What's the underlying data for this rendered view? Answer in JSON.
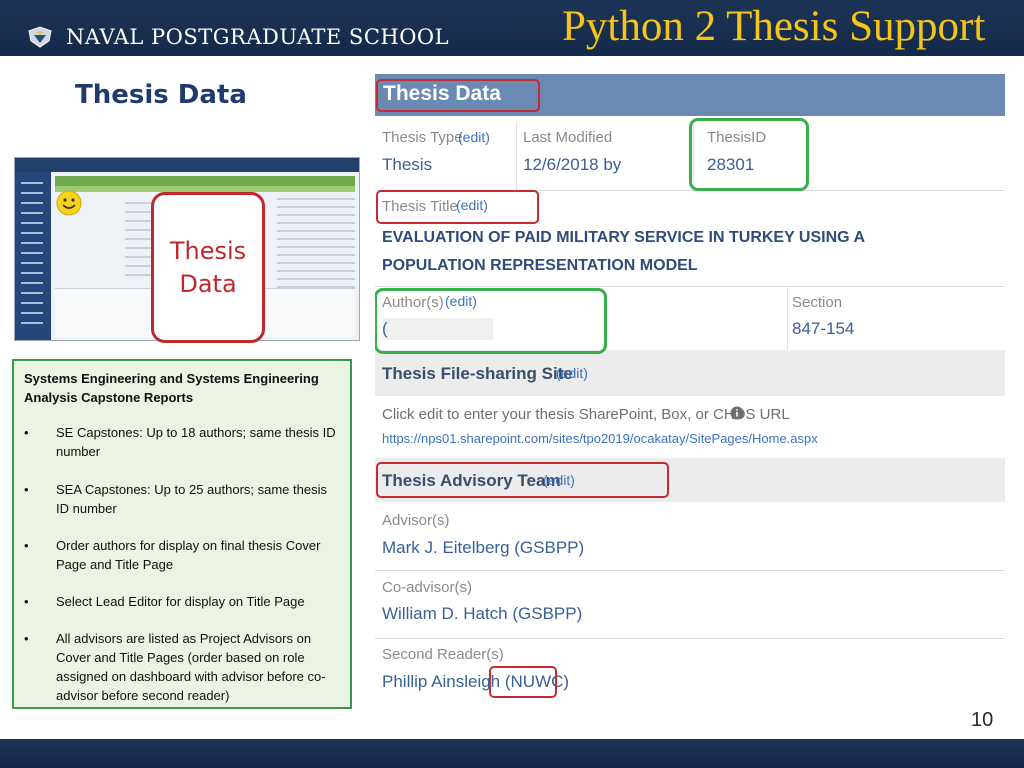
{
  "header": {
    "school_name": "NAVAL POSTGRADUATE SCHOOL",
    "slide_title": "Python 2 Thesis Support"
  },
  "section_heading": "Thesis Data",
  "callout": {
    "line1": "Thesis",
    "line2": "Data"
  },
  "notes": {
    "title": "Systems Engineering and Systems Engineering Analysis Capstone Reports",
    "bullet_glyph": "•",
    "items": [
      "SE Capstones: Up to 18 authors; same thesis ID number",
      "SEA Capstones: Up to 25 authors; same thesis ID number",
      "Order authors for display on final thesis Cover Page and Title Page",
      "Select Lead Editor for display on Title Page",
      "All advisors are listed as Project Advisors on Cover and Title Pages (order based on role assigned on dashboard with advisor before co-advisor before second reader)"
    ]
  },
  "screenshot": {
    "header": "Thesis Data",
    "edit_label": "(edit)",
    "thesis_type": {
      "label": "Thesis Type",
      "value": "Thesis"
    },
    "last_modified": {
      "label": "Last Modified",
      "value": "12/6/2018 by"
    },
    "thesis_id": {
      "label": "ThesisID",
      "value": "28301"
    },
    "thesis_title": {
      "label": "Thesis Title",
      "value": "EVALUATION OF PAID MILITARY SERVICE IN TURKEY USING A POPULATION REPRESENTATION MODEL"
    },
    "authors": {
      "label": "Author(s)",
      "value": "("
    },
    "section": {
      "label": "Section",
      "value": "847-154"
    },
    "file_sharing": {
      "title": "Thesis File-sharing Site",
      "hint": "Click edit to enter your thesis SharePoint, Box, or CHDS URL",
      "info_icon": "i",
      "url": "https://nps01.sharepoint.com/sites/tpo2019/ocakatay/SitePages/Home.aspx"
    },
    "advisory_team": {
      "title": "Thesis Advisory Team"
    },
    "advisor": {
      "label": "Advisor(s)",
      "value": "Mark J. Eitelberg (GSBPP)"
    },
    "co_advisor": {
      "label": "Co-advisor(s)",
      "value": "William D. Hatch (GSBPP)"
    },
    "second_reader": {
      "label": "Second Reader(s)",
      "value": "Phillip Ainsleigh (NUWC)"
    }
  },
  "page_number": "10",
  "colors": {
    "header_bg": "#1d3556",
    "title_gold": "#f5c518",
    "heading_blue": "#1f3b6b",
    "highlight_red": "#c52b30",
    "highlight_green": "#36b049",
    "notes_bg": "#ebf3e3",
    "panel_header": "#6a8ab3",
    "link_blue": "#3b72c2"
  }
}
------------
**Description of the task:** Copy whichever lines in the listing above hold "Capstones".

**Exercise solution:**
      "SE Capstones: Up to 18 authors; same thesis ID number",
      "SEA Capstones: Up to 25 authors; same thesis ID number",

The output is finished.